But I don’t see it as inevitable. I see it as an irrational reaction that can be contained and managed in the same way as any other irrational reaction. After all, the very definition of jealousy is an emotional reaction to a perceived or anticipated loss. But if you don’t fear losing your partner, what reason could you possibly have for feeling jealous? And this is the point. It is not sex that erodes trust, it is lack of communication. In a mutually consensual non-monogamous relationships you have no fear of losing your partner because you know – you have agreed – that this is part of your life, your love, and your partnership.
I like emotional security. I need it in the same way we all do. But the idea that one cannot have emotional security without sexual stagnation is ridiculous. Security comes from within you – you as an individual and you as a couple. It doesn’t exist on its own, you have to build it. It’s a thing you can do, and work on, and continue to uphold. And that goes for monogamous relationships just as much as it goes for non-monogamous ones.
Then there’s the ‘stability’ argument. Monogamous pairs, we are told, provide a stable environment in which to raise children. Maybe but there are many different ways of creating a stable environment for children to grow up in and they don’t necessarily have to involve monogamy. That’s not to say it’s not a challenge but all parenting is. There is a whole chapter dedicated to the subject in Dossie Easton and Janet W. Hardy’s famous non-monogamy manifesto The Ethical Slut.
The key thing for children, other than all the obvious things like love and care, is consistency – why this should be presumed to be negatively affected by one or both of their parents having other lovers is beyond me. Furthermore, there are a great many so-called monogamous relationships that are deeply unstable for a variety of reasons. So the idea that promiscuity is synonymous with instability and irresponsibility seems to me to be verging quickly and dangerously onto the “moral highground”, as was evidenced today in this revolting piece by Steven Glover.
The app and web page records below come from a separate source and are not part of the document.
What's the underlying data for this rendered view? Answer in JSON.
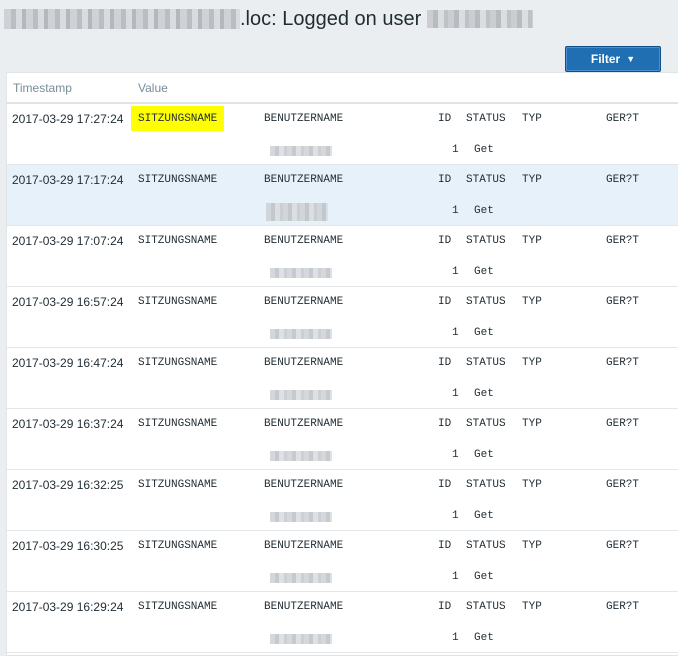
{
  "header": {
    "title": ".loc: Logged on user"
  },
  "toolbar": {
    "filter_label": "Filter",
    "filter_caret": "▼"
  },
  "table": {
    "columns": [
      "Timestamp",
      "Value"
    ],
    "value_headers": {
      "session": "SITZUNGSNAME",
      "user": "BENUTZERNAME",
      "id": "ID",
      "status": "STATUS",
      "typ": "TYP",
      "ger": "GER?T"
    },
    "value_row": {
      "id": "1",
      "status": "Get"
    },
    "highlight_color": "#ffff00",
    "selected_row_color": "#e6f1fa",
    "rows": [
      {
        "timestamp": "2017-03-29 17:27:24"
      },
      {
        "timestamp": "2017-03-29 17:17:24"
      },
      {
        "timestamp": "2017-03-29 17:07:24"
      },
      {
        "timestamp": "2017-03-29 16:57:24"
      },
      {
        "timestamp": "2017-03-29 16:47:24"
      },
      {
        "timestamp": "2017-03-29 16:37:24"
      },
      {
        "timestamp": "2017-03-29 16:32:25"
      },
      {
        "timestamp": "2017-03-29 16:30:25"
      },
      {
        "timestamp": "2017-03-29 16:29:24"
      }
    ]
  }
}
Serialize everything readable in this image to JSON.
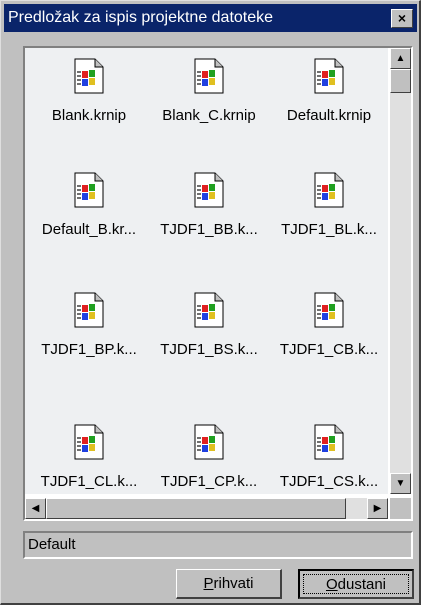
{
  "window": {
    "title": "Predložak za ispis projektne datoteke",
    "close_label": "×"
  },
  "files": [
    {
      "name": "Blank.krnip"
    },
    {
      "name": "Blank_C.krnip"
    },
    {
      "name": "Default.krnip"
    },
    {
      "name": "Default_B.kr..."
    },
    {
      "name": "TJDF1_BB.k..."
    },
    {
      "name": "TJDF1_BL.k..."
    },
    {
      "name": "TJDF1_BP.k..."
    },
    {
      "name": "TJDF1_BS.k..."
    },
    {
      "name": "TJDF1_CB.k..."
    },
    {
      "name": "TJDF1_CL.k..."
    },
    {
      "name": "TJDF1_CP.k..."
    },
    {
      "name": "TJDF1_CS.k..."
    }
  ],
  "selected_field": {
    "value": "Default"
  },
  "buttons": {
    "accept": {
      "hotkey": "P",
      "rest": "rihvati"
    },
    "cancel": {
      "hotkey": "O",
      "rest": "dustani"
    }
  },
  "icons": {
    "file_icon": "windows-file-icon"
  }
}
It covers the recent ruling by a judge that a “story” about a male married-with-kids celebrity who had a threesome was not of sufficient public interest to be published by the Sun on Sunday.
“What is notable about the ruling,” he said, “is the near absence of much sense of traditional morality.
“There was no sense of the celebrity having offended against mores which, even in a largely secular society, are widely shared, and should be upheld.”
When I’ve finished screaming, let me simply say this: It is absolutely nobody else’s business what consensual sexual activity goes on between adults, married or otherwise. And while I welcome debate on and engagement with this subject I should like to make it known that I entirely reject the premise that other people’s ideas about “morality” and “mores” are in any way relevant to the way I choose to conduct my (entirely consensual, adult) relationships.
To me it would be immoral to live a lie. To pretend I was capable of something which I am not and to be untrue to myself and the people I love. I also believe that my disinterest in monogamy comes from an innate interest in the world and its inhabitants. It comes from the desire to connect and communicate which is one of the human race’s most positive forces for good. Variety IS the spice of life. It is what drives us forward and gives us something to look forward to, to aspire to. Human beings crave knowledge, we crave new experiences. We are a species built to explore and adapt and learn and create.
So no, I don’t believe in monogamy. But I do believe in healthy, honest, communicative relationships with the people you share your life with. Where does that leave me? Pretty happy and fulfilled, actually.